(Dataset records)
....................

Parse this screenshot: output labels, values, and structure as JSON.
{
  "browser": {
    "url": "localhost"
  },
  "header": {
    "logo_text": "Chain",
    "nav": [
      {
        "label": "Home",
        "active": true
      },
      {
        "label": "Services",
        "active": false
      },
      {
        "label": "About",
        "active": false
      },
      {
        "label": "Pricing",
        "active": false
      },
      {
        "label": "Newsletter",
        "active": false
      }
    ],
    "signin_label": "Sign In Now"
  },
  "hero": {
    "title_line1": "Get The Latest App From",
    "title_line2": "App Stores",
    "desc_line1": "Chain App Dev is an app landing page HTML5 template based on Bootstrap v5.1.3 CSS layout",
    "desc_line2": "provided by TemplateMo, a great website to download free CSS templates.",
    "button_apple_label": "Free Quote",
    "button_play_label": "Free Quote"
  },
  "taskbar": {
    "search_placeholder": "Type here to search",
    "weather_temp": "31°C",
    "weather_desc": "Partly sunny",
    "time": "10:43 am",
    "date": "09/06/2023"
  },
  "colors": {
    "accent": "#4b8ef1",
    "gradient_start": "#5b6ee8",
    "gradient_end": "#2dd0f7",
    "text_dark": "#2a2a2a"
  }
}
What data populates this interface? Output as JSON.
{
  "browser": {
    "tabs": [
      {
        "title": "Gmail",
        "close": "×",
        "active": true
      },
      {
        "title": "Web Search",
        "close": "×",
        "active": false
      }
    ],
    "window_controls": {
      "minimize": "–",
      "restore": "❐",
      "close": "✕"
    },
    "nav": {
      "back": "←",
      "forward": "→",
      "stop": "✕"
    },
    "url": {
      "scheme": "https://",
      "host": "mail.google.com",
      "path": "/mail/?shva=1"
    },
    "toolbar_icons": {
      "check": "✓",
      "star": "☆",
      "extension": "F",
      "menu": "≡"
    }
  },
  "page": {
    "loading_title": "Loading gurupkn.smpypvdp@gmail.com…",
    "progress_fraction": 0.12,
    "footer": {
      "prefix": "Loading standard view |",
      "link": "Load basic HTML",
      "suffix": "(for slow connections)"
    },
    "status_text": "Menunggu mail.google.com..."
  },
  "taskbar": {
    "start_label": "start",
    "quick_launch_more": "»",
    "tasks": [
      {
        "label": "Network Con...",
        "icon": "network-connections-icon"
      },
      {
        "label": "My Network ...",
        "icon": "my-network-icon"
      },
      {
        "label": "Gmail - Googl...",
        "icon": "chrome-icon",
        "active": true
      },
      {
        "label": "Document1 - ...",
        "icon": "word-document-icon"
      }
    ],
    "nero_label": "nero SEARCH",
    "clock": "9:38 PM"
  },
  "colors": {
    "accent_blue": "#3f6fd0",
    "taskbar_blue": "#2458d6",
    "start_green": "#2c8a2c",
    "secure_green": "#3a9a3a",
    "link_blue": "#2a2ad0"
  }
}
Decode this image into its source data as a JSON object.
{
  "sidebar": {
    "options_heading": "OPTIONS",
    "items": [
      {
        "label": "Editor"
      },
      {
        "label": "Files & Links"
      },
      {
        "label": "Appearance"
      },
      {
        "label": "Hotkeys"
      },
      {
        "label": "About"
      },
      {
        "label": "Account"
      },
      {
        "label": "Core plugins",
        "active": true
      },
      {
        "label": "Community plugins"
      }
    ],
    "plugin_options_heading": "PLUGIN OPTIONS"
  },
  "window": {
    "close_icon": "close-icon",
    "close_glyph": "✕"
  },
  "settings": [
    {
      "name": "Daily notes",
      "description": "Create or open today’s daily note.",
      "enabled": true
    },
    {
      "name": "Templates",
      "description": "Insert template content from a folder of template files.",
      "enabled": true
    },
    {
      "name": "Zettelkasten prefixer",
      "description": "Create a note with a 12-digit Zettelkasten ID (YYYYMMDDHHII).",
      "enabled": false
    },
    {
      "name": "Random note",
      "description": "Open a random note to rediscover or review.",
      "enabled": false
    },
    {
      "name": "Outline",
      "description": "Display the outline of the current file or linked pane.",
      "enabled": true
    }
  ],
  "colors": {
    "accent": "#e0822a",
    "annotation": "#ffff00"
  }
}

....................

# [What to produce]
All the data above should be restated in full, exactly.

# [Answer to this problem]
Parse this screenshot: output labels, values, and structure as JSON.
{
  "browser": {
    "url": "localhost"
  },
  "header": {
    "logo_text": "Chain",
    "nav": [
      {
        "label": "Home",
        "active": true
      },
      {
        "label": "Services",
        "active": false
      },
      {
        "label": "About",
        "active": false
      },
      {
        "label": "Pricing",
        "active": false
      },
      {
        "label": "Newsletter",
        "active": false
      }
    ],
    "signin_label": "Sign In Now"
  },
  "hero": {
    "title_line1": "Get The Latest App From",
    "title_line2": "App Stores",
    "desc_line1": "Chain App Dev is an app landing page HTML5 template based on Bootstrap v5.1.3 CSS layout",
    "desc_line2": "provided by TemplateMo, a great website to download free CSS templates.",
    "button_apple_label": "Free Quote",
    "button_play_label": "Free Quote"
  },
  "taskbar": {
    "search_placeholder": "Type here to search",
    "weather_temp": "31°C",
    "weather_desc": "Partly sunny",
    "time": "10:43 am",
    "date": "09/06/2023"
  },
  "colors": {
    "accent": "#4b8ef1",
    "gradient_start": "#5b6ee8",
    "gradient_end": "#2dd0f7",
    "text_dark": "#2a2a2a"
  }
}
What data populates this interface? Output as JSON.
{
  "browser": {
    "tabs": [
      {
        "title": "Gmail",
        "close": "×",
        "active": true
      },
      {
        "title": "Web Search",
        "close": "×",
        "active": false
      }
    ],
    "window_controls": {
      "minimize": "–",
      "restore": "❐",
      "close": "✕"
    },
    "nav": {
      "back": "←",
      "forward": "→",
      "stop": "✕"
    },
    "url": {
      "scheme": "https://",
      "host": "mail.google.com",
      "path": "/mail/?shva=1"
    },
    "toolbar_icons": {
      "check": "✓",
      "star": "☆",
      "extension": "F",
      "menu": "≡"
    }
  },
  "page": {
    "loading_title": "Loading gurupkn.smpypvdp@gmail.com…",
    "progress_fraction": 0.12,
    "footer": {
      "prefix": "Loading standard view |",
      "link": "Load basic HTML",
      "suffix": "(for slow connections)"
    },
    "status_text": "Menunggu mail.google.com..."
  },
  "taskbar": {
    "start_label": "start",
    "quick_launch_more": "»",
    "tasks": [
      {
        "label": "Network Con...",
        "icon": "network-connections-icon"
      },
      {
        "label": "My Network ...",
        "icon": "my-network-icon"
      },
      {
        "label": "Gmail - Googl...",
        "icon": "chrome-icon",
        "active": true
      },
      {
        "label": "Document1 - ...",
        "icon": "word-document-icon"
      }
    ],
    "nero_label": "nero SEARCH",
    "clock": "9:38 PM"
  },
  "colors": {
    "accent_blue": "#3f6fd0",
    "taskbar_blue": "#2458d6",
    "start_green": "#2c8a2c",
    "secure_green": "#3a9a3a",
    "link_blue": "#2a2ad0"
  }
}
Decode this image into its source data as a JSON object.
{
  "sidebar": {
    "options_heading": "OPTIONS",
    "items": [
      {
        "label": "Editor"
      },
      {
        "label": "Files & Links"
      },
      {
        "label": "Appearance"
      },
      {
        "label": "Hotkeys"
      },
      {
        "label": "About"
      },
      {
        "label": "Account"
      },
      {
        "label": "Core plugins",
        "active": true
      },
      {
        "label": "Community plugins"
      }
    ],
    "plugin_options_heading": "PLUGIN OPTIONS"
  },
  "window": {
    "close_icon": "close-icon",
    "close_glyph": "✕"
  },
  "settings": [
    {
      "name": "Daily notes",
      "description": "Create or open today’s daily note.",
      "enabled": true
    },
    {
      "name": "Templates",
      "description": "Insert template content from a folder of template files.",
      "enabled": true
    },
    {
      "name": "Zettelkasten prefixer",
      "description": "Create a note with a 12-digit Zettelkasten ID (YYYYMMDDHHII).",
      "enabled": false
    },
    {
      "name": "Random note",
      "description": "Open a random note to rediscover or review.",
      "enabled": false
    },
    {
      "name": "Outline",
      "description": "Display the outline of the current file or linked pane.",
      "enabled": true
    }
  ],
  "colors": {
    "accent": "#e0822a",
    "annotation": "#ffff00"
  }
}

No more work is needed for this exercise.